__Available data__:
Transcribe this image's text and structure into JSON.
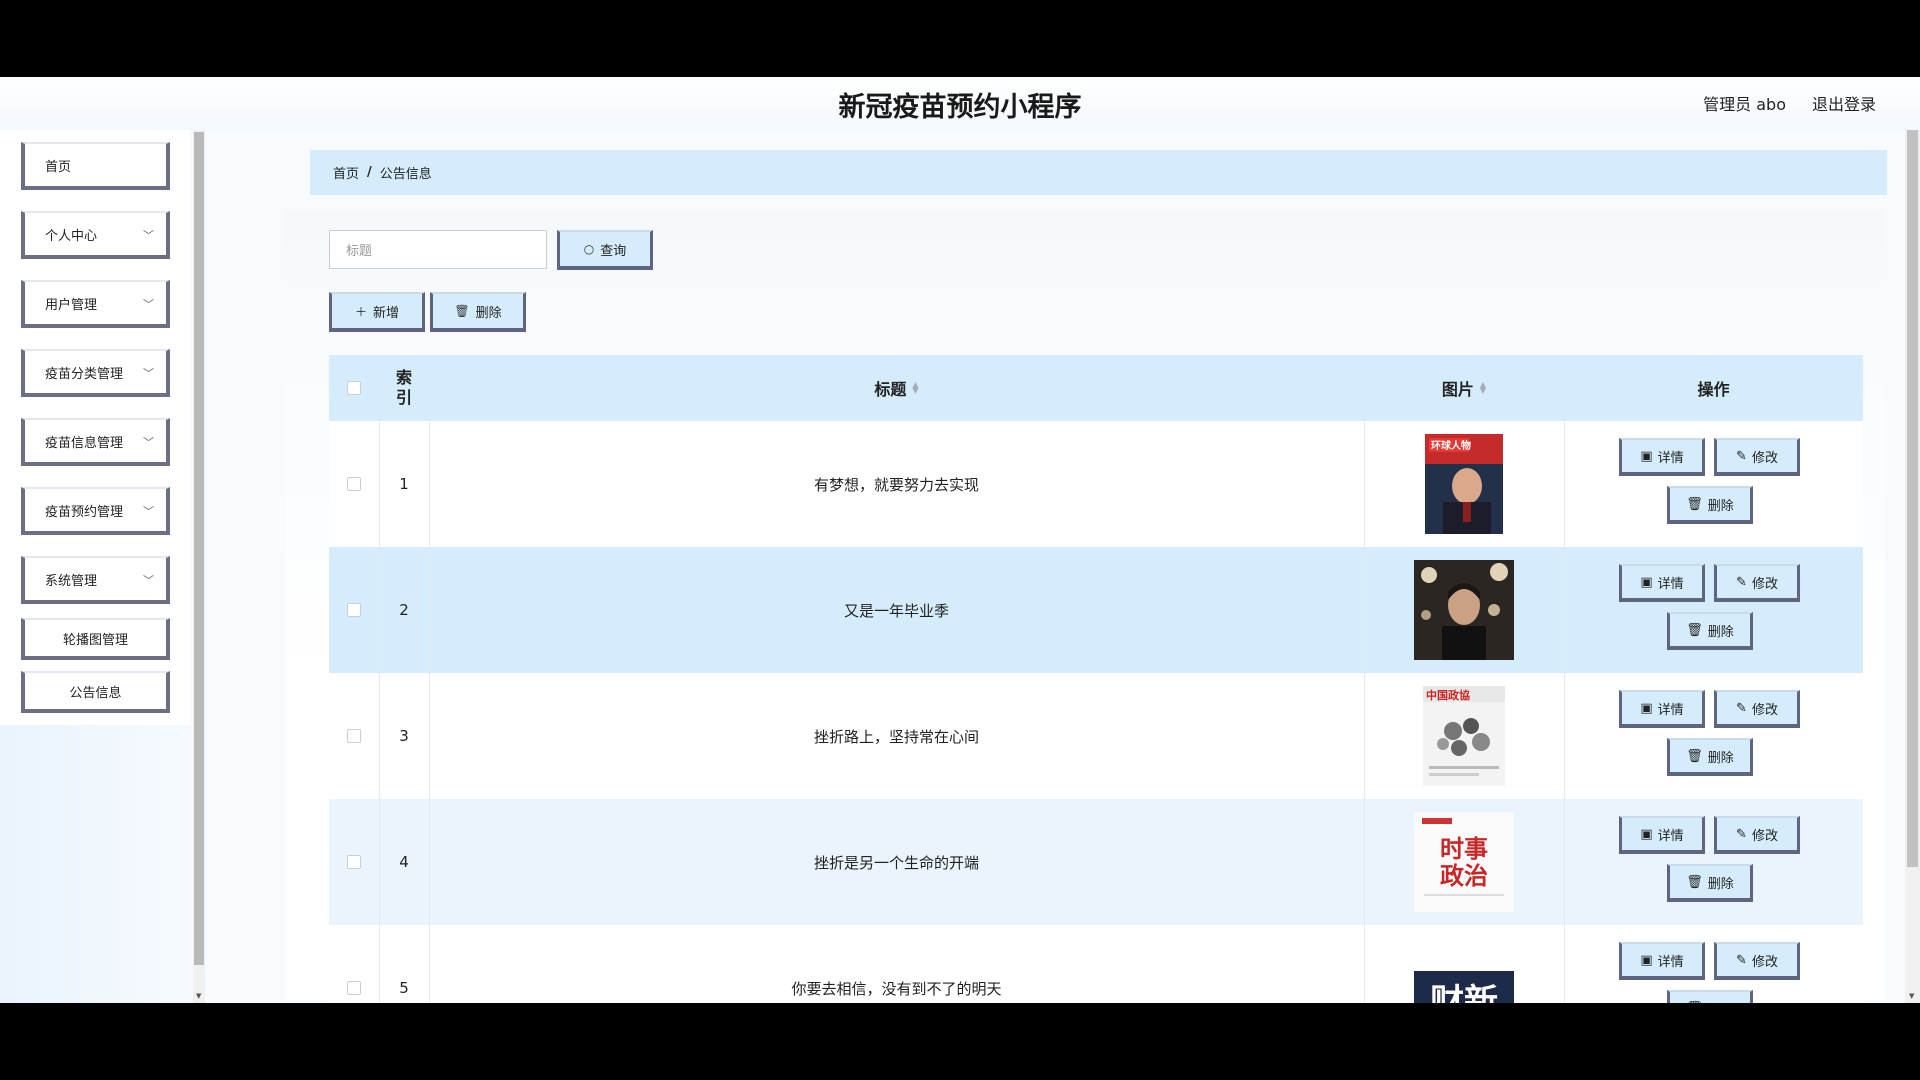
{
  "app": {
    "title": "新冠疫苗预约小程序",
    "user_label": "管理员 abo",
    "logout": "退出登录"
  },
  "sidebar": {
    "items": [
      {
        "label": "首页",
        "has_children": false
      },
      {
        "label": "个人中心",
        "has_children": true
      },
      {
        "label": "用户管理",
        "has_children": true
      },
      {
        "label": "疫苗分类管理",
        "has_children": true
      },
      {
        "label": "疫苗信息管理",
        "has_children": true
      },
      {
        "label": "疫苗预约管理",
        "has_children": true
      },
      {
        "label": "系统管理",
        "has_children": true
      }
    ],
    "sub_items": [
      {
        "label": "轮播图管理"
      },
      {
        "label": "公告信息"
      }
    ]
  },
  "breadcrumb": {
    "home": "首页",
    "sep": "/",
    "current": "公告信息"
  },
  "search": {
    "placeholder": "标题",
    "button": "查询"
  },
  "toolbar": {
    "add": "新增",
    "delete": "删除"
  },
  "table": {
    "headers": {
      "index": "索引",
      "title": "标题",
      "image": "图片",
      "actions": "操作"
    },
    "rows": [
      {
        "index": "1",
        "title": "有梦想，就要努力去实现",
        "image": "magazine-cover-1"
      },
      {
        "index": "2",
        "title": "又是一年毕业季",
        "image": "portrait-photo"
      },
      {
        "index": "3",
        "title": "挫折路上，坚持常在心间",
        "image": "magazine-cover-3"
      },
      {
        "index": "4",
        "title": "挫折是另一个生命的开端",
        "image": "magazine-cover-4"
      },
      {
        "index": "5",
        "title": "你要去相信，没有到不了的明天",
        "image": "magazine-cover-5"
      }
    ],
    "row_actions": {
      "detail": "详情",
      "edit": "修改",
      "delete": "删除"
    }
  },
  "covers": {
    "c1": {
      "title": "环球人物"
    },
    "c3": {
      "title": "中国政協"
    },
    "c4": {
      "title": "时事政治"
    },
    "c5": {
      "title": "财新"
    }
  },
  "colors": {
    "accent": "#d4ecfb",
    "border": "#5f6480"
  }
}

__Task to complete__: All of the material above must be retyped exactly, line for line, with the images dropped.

__Result of this exercise__:
Transcribe this image's text and structure into JSON.
{
  "app": {
    "title": "新冠疫苗预约小程序",
    "user_label": "管理员 abo",
    "logout": "退出登录"
  },
  "sidebar": {
    "items": [
      {
        "label": "首页",
        "has_children": false
      },
      {
        "label": "个人中心",
        "has_children": true
      },
      {
        "label": "用户管理",
        "has_children": true
      },
      {
        "label": "疫苗分类管理",
        "has_children": true
      },
      {
        "label": "疫苗信息管理",
        "has_children": true
      },
      {
        "label": "疫苗预约管理",
        "has_children": true
      },
      {
        "label": "系统管理",
        "has_children": true
      }
    ],
    "sub_items": [
      {
        "label": "轮播图管理"
      },
      {
        "label": "公告信息"
      }
    ]
  },
  "breadcrumb": {
    "home": "首页",
    "sep": "/",
    "current": "公告信息"
  },
  "search": {
    "placeholder": "标题",
    "button": "查询"
  },
  "toolbar": {
    "add": "新增",
    "delete": "删除"
  },
  "table": {
    "headers": {
      "index": "索引",
      "title": "标题",
      "image": "图片",
      "actions": "操作"
    },
    "rows": [
      {
        "index": "1",
        "title": "有梦想，就要努力去实现",
        "image": "magazine-cover-1"
      },
      {
        "index": "2",
        "title": "又是一年毕业季",
        "image": "portrait-photo"
      },
      {
        "index": "3",
        "title": "挫折路上，坚持常在心间",
        "image": "magazine-cover-3"
      },
      {
        "index": "4",
        "title": "挫折是另一个生命的开端",
        "image": "magazine-cover-4"
      },
      {
        "index": "5",
        "title": "你要去相信，没有到不了的明天",
        "image": "magazine-cover-5"
      }
    ],
    "row_actions": {
      "detail": "详情",
      "edit": "修改",
      "delete": "删除"
    }
  },
  "covers": {
    "c1": {
      "title": "环球人物"
    },
    "c3": {
      "title": "中国政協"
    },
    "c4": {
      "title": "时事政治"
    },
    "c5": {
      "title": "财新"
    }
  },
  "colors": {
    "accent": "#d4ecfb",
    "border": "#5f6480"
  }
}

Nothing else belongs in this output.